Some of us on the West Coast actually enjoy the night races ... that are run on the West Coast ... People in the East Coast time zone need to remember that the world does NOT revolve around them ... I like Fontana and the racing was pretty good back in Feb ... The weather's not supposed to be as warm this weekend compared to last year ...



Maybe the changes to the Bud Shootout were brought about by the apparent purchase of InBev ... Though, IF the sale goes through (which I hope it doesn't), InBev will try to weasel out of a LOT of the advertising contracts as that's their corporate MO ...

Anonymous said...

You missed my point John. Your headline gives the impression you have spoken to NASCAR about the TV ratings. Obviously you haven't. I think the longer you are out there and somehow gaining more credibility, you need to watch every word that you publish. More eyes are dissecting your work and questioning what you say. I am not shooting the messenger, just holding you to a journalistic standard you are not accustomed to in the wild west of the internet blogs.

Anonymous said...

Anon at 7:00am

I'm sure that such a drastic drop in the ratings would get Nascar's attention. As JD has said repeatedly, he is in communication with a lot of people "in the know" and I would see no reason to not believe the headline.

Regardless, a ratings drop is a ratings drop, and when it happens it should be brought up. If it was the olympics, fine, state your opinion that it was. If you believe it's the car, fine, say so.

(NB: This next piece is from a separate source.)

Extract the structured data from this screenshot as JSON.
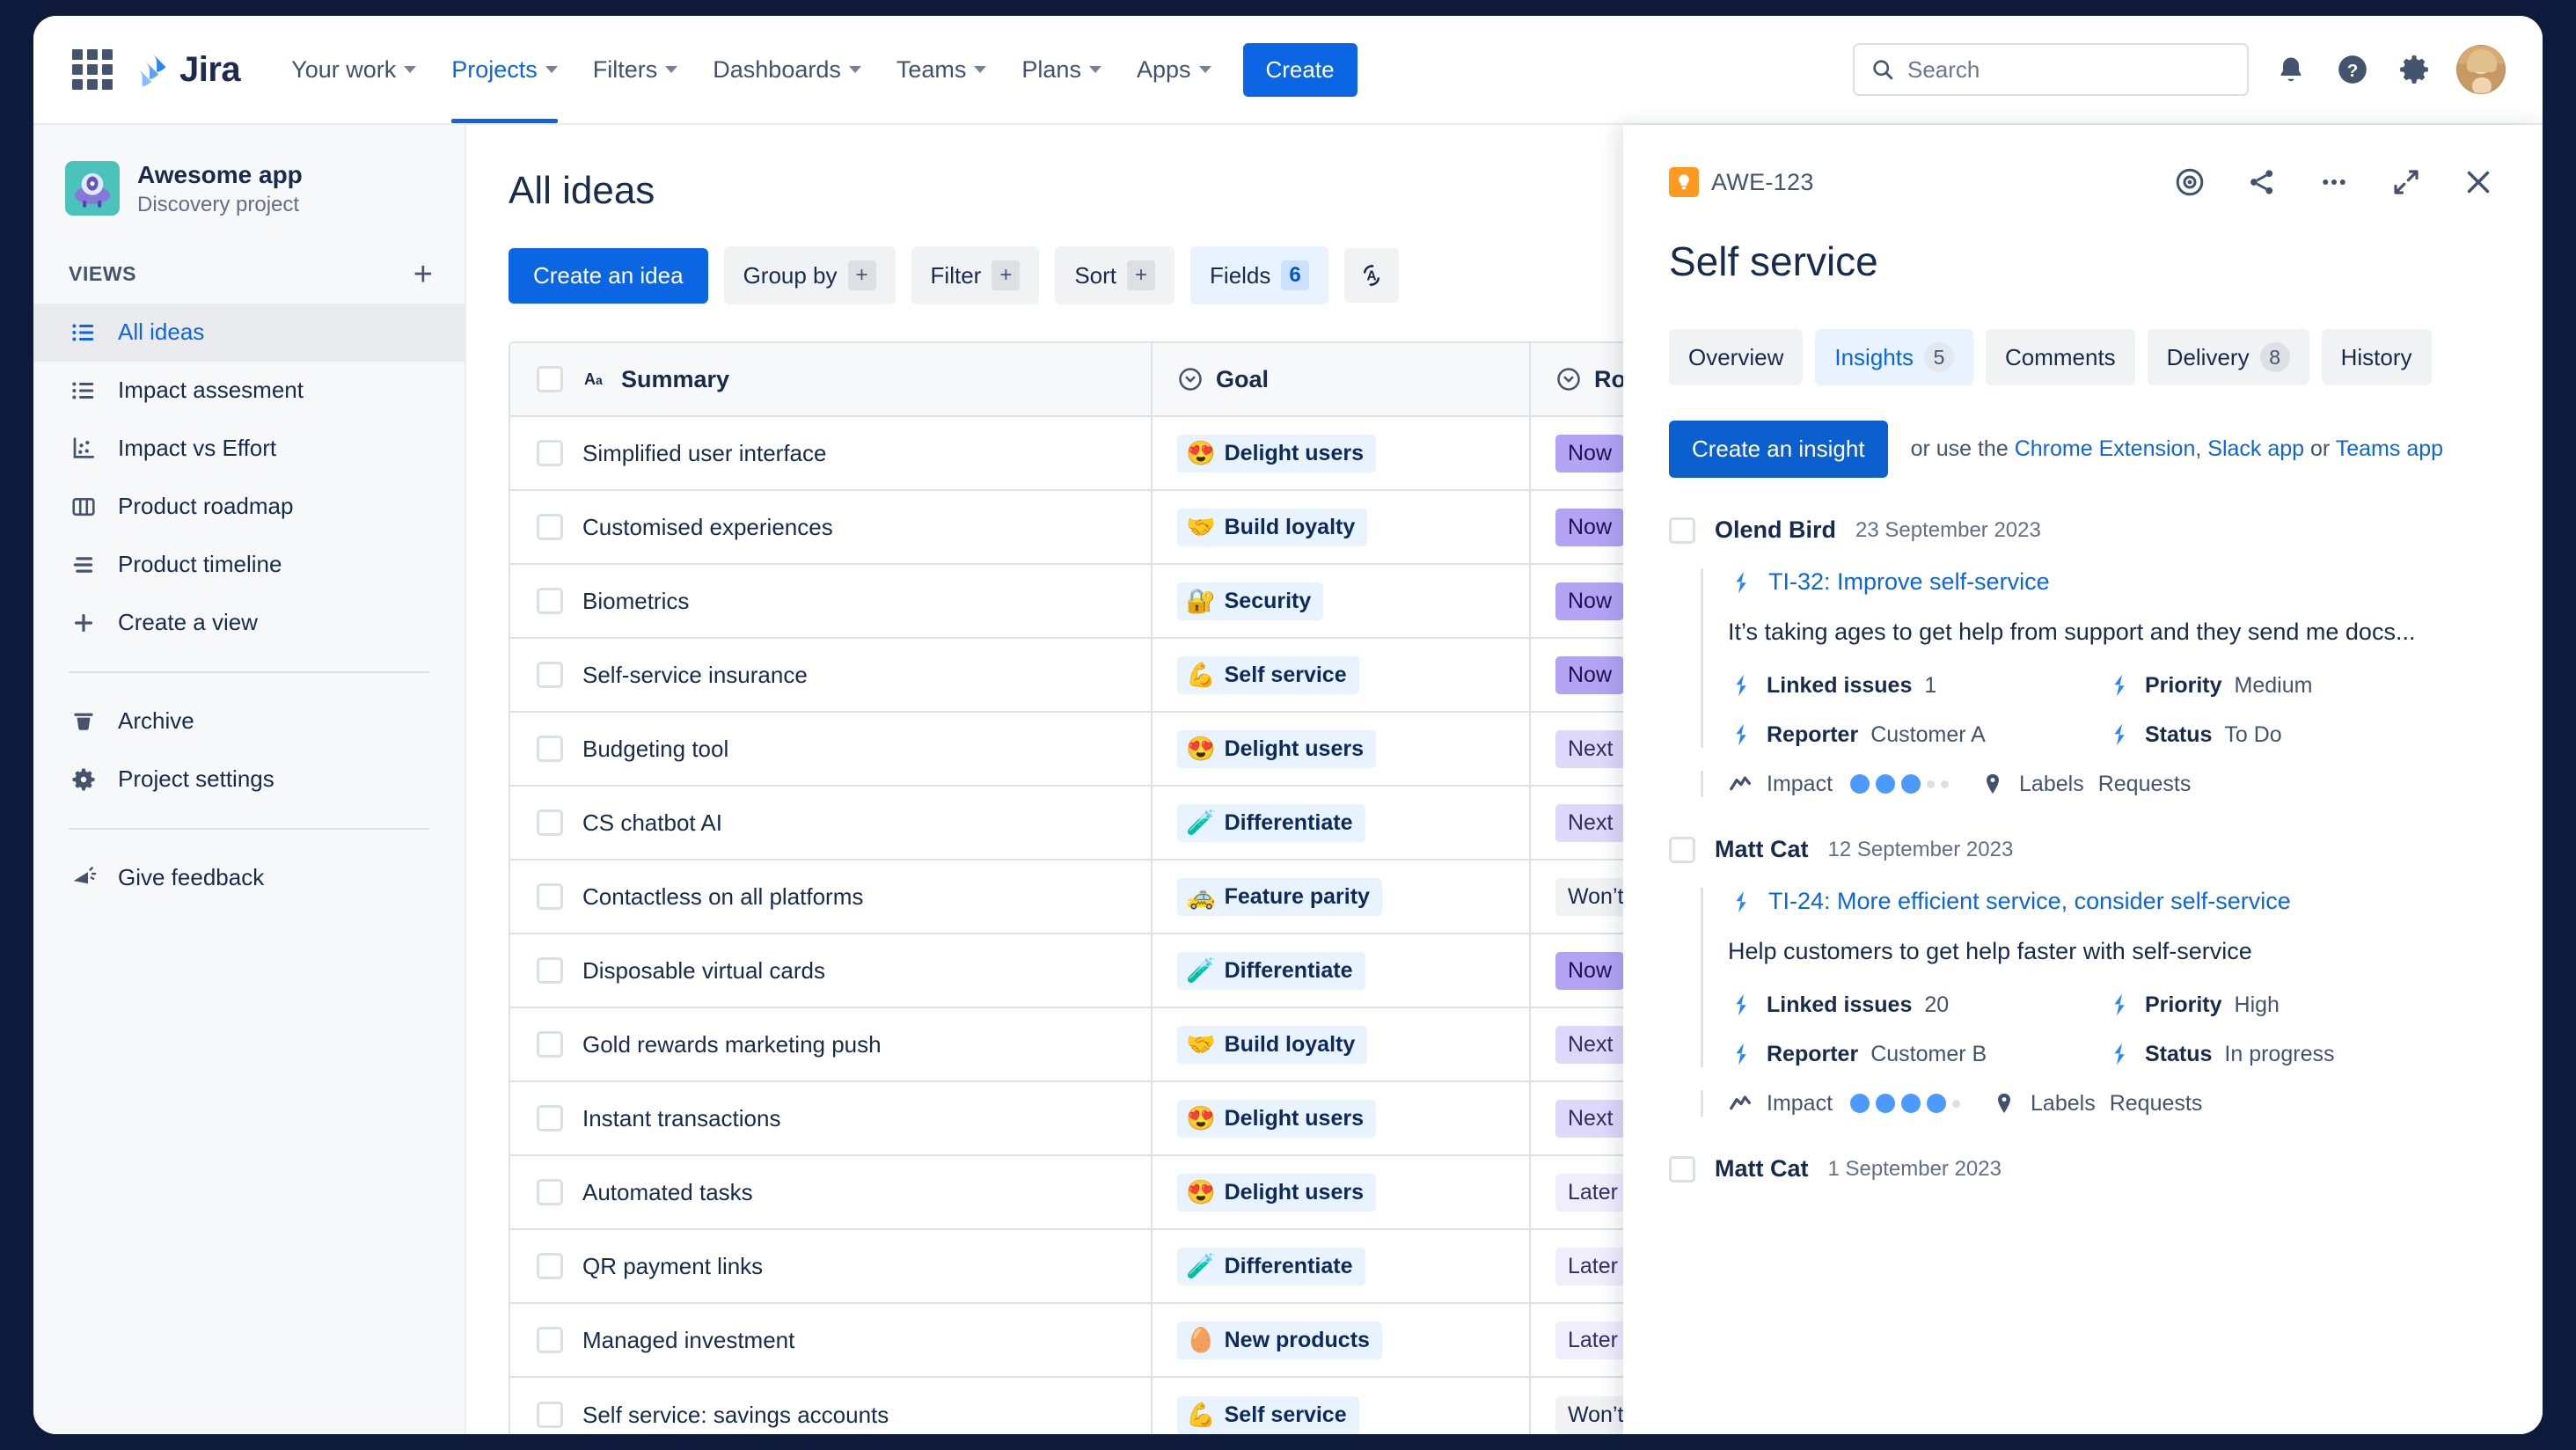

That's the purpose of this site. And JD stated his opinion and everyone else has given theirs.

Well, except for you I guess.

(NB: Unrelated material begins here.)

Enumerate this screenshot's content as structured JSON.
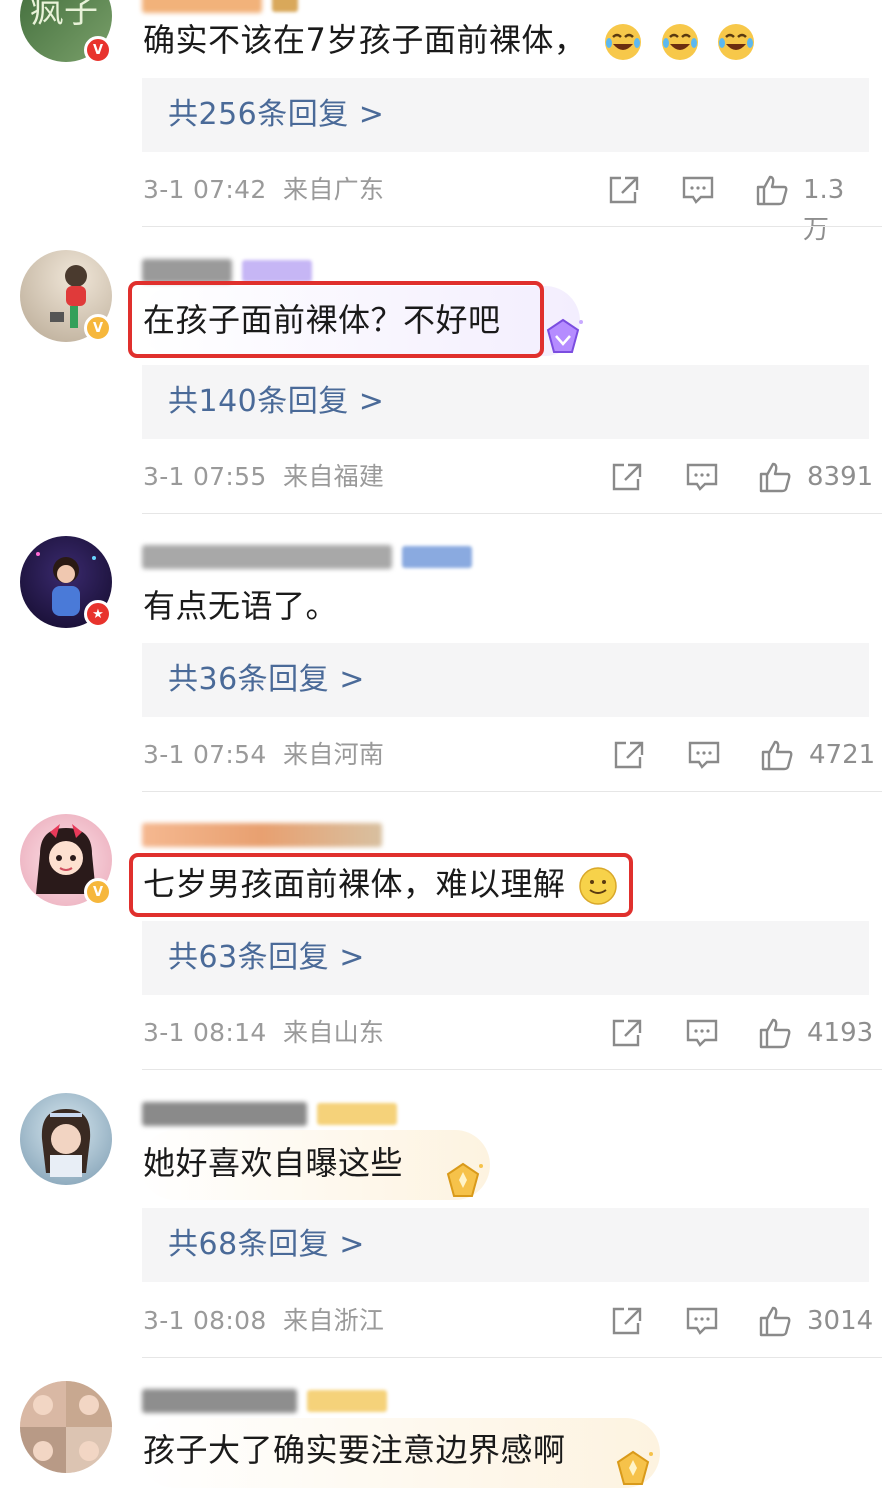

Anonymous said...

TV ratings? I think there is a very good chance that Edwards might show his Dark side again! (aka)Kenseth,before seasons end against Kyle in a very bad way..That may boost the ratings!!good luck Kyle...

Anonymous said...

Regardless, a ratings drop is a ratings drop, and when it happens it should be brought up.

Yes but why is it that when ratings are up no one gives a hoot? Ive noticed a trend the past couple of years. NASCAR "Fans" seem to love it when something negative happens to NASCAR. Its like they want NASCAR to fail and fold over. I think its really said to see the loyalty of fans go down the crapper whenever something doesnt go their way in NASCAR....

Anonymous said...

Regardless, a ratings drop is a ratings drop, and when it happens it should be brought up.

Yes but why is it that when ratings are up no one gives a hoot? Ive noticed a trend the past couple of years. NASCAR "Fans" seem to love it when something negative happens to NASCAR. Its like they want NASCAR to fail and fold over. I think its really said to see the loyalty of fans go down the crapper whenever something doesnt go their way in NASCAR....